Google has revealed it is banning all ads related to the referendum on the Eighth Amendment from its platforms ahead of the vote on 25 May.

Yesterday, Facebook announced it was to begin rejecting ads from foreign groups seeking to influence the referendum.

However, Google has gone a step further than Facebook by not only rejecting ads from organisations and individuals from outside the State, but all relevant ads during the final weeks of the campaign.

"Following our update around election integrity efforts globally, we have decided to pause all ads related to the Irish referendum on the Eighth Amendment," a Google spokesperson said.

The move will take effect over the next 24 hours and last for the duration of the campaign across Google and YouTube.

It will not impact on content or search results that are returned by Google searches.

The move follows growing concern around the impact that ads, particularly those paid for by foreign actors, are having on the democratic process here and in other countries where elections and referendums are taking place.

Like most internet and social media companies, Google has been forced to think about these issues as part of its broader efforts around election integrity globally. 

Last week the company, which employs almost 7,000 people in Ireland, said it would roll out a verification process for election ads in the US and that it is also looking at political issue ads and a wider range of elections globally.

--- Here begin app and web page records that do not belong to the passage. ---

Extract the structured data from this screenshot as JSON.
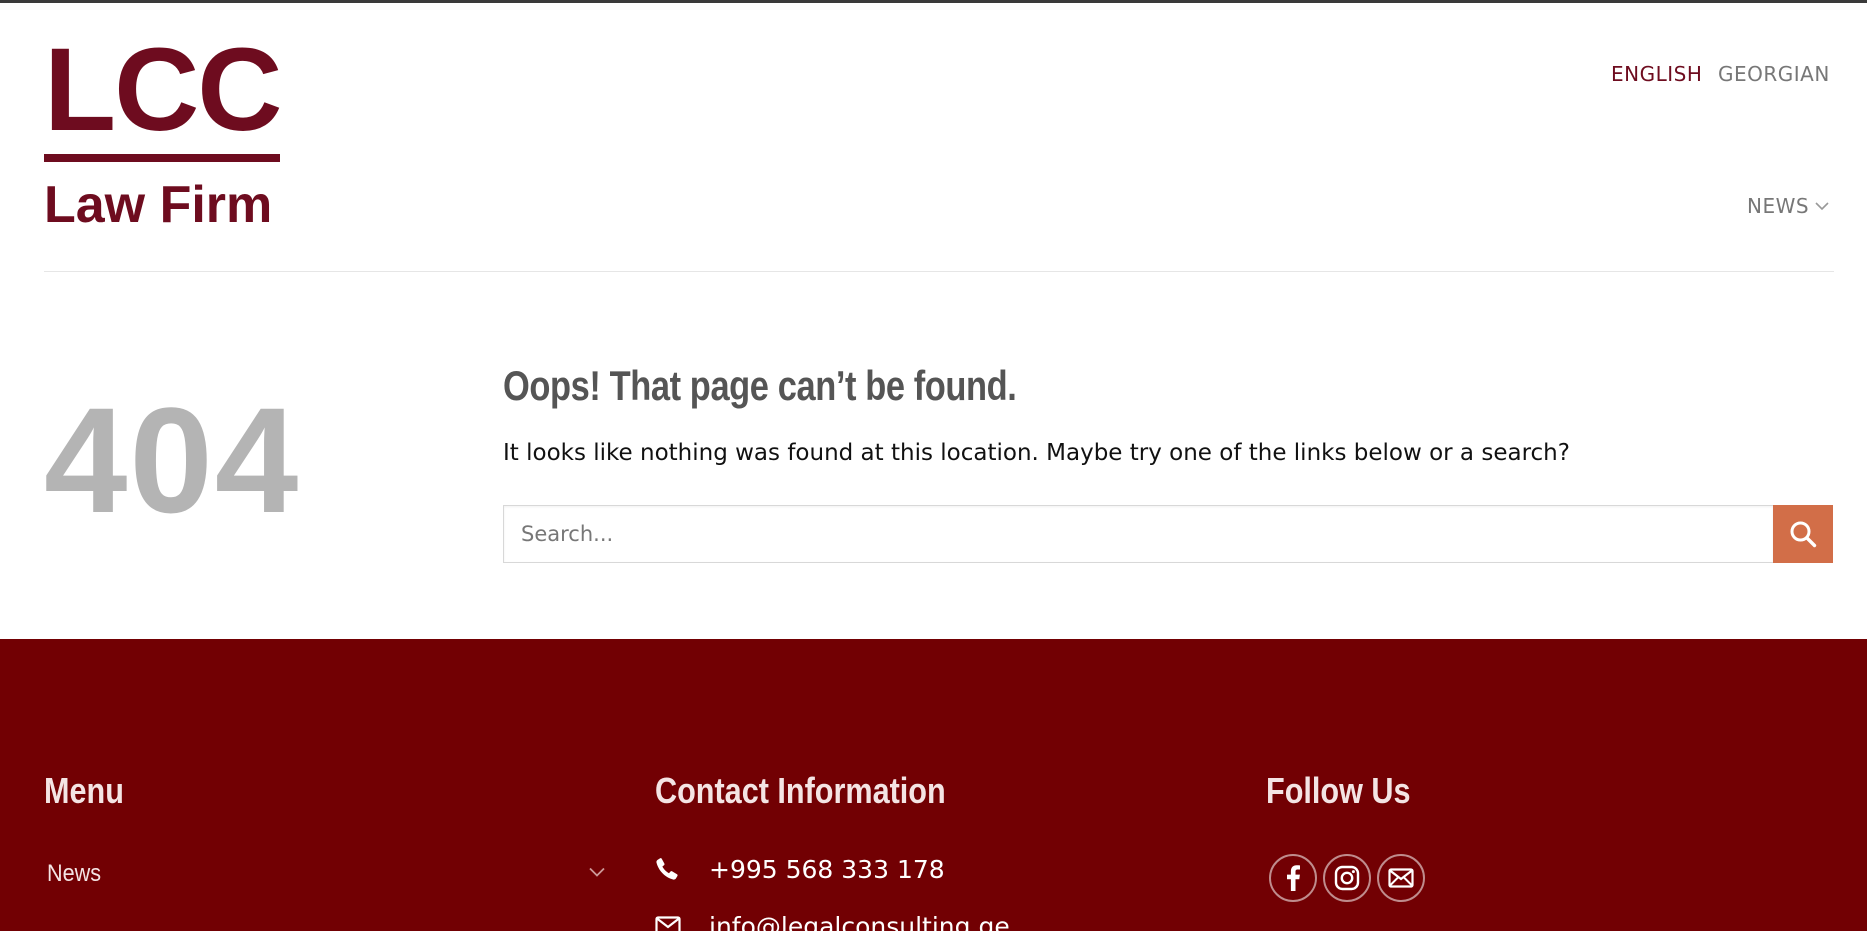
{
  "header": {
    "logo": {
      "main": "LCC",
      "sub": "Law Firm"
    },
    "languages": [
      {
        "label": "ENGLISH",
        "active": true
      },
      {
        "label": "GEORGIAN",
        "active": false
      }
    ],
    "nav": [
      {
        "label": "NEWS",
        "icon": "chevron-down-icon"
      }
    ]
  },
  "main": {
    "code": "404",
    "title": "Oops! That page can’t be found.",
    "message": "It looks like nothing was found at this location. Maybe try one of the links below or a search?",
    "search": {
      "placeholder": "Search...",
      "button_icon": "search-icon"
    }
  },
  "footer": {
    "menu": {
      "heading": "Menu",
      "items": [
        {
          "label": "News",
          "icon": "chevron-down-icon"
        }
      ]
    },
    "contact": {
      "heading": "Contact Information",
      "phone": "+995 568 333 178",
      "email": "info@legalconsulting.ge"
    },
    "follow": {
      "heading": "Follow Us",
      "icons": [
        "facebook-icon",
        "instagram-icon",
        "email-icon"
      ]
    }
  },
  "colors": {
    "brand": "#6e0c1f",
    "footer_bg": "#720003",
    "search_button": "#d26e48",
    "code_gray": "#b4b4b4"
  }
}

The electoral laws here prohibit campaign groups from receiving funding from individuals and organisations outside the state.

However they do not prevent social media and internet companies from carrying ads from such people or groups.

Yesterday, Facebook announced it was putting in place a workaround system to ban ads related to the referendum from the social network for the remainder of the campaign, pending the completion of a new system that will have the same effect.

The Facebook move only covers ads posted and paid for by foreign individuals and organisations, not those placed by domestic groups and campaigners.

Save the Eighth claims the referendum is 'rigged'

Those calling for a No vote in the Referendum on the Eighth Amendment have said Google's decision today is not over "concerns about the integrity of elections" but concerns that the No side might win.

Campaigners say they are for happy for Google to follow Facebook and ban foreign advertising.

Niamh Uí Bhriain of Save the Eighth has called on the media to ask Google where the evidence exists that electoral integrity has been compromised.

She claimed that the Referendum is rigged and accused the Yes side of shutting down the campaign

The Save the Eighth group claim the Yes side is shutting down the campaign

John McGuirk said Google is saying legitimate campaign organisations will no longer be able to advertise on its platform, but he said if An Post did the same regarding the issuing of leaflets, the media "would be up in arms".

David Quinn of the Iona Institute said even if Google was acting in good faith, he said the move was "disproportionate".

Asked if a repeal result will mean a challenge in the courts in light of today's decision, John McGuirk of Save the Eighth said events had made it "significantly more likely individuals will challenge the result".

Mr McGuirk said "the high tens of thousands" had been earmarked by Save the Eighth for online advertising.

Additional reporting by Ailbhe Conneely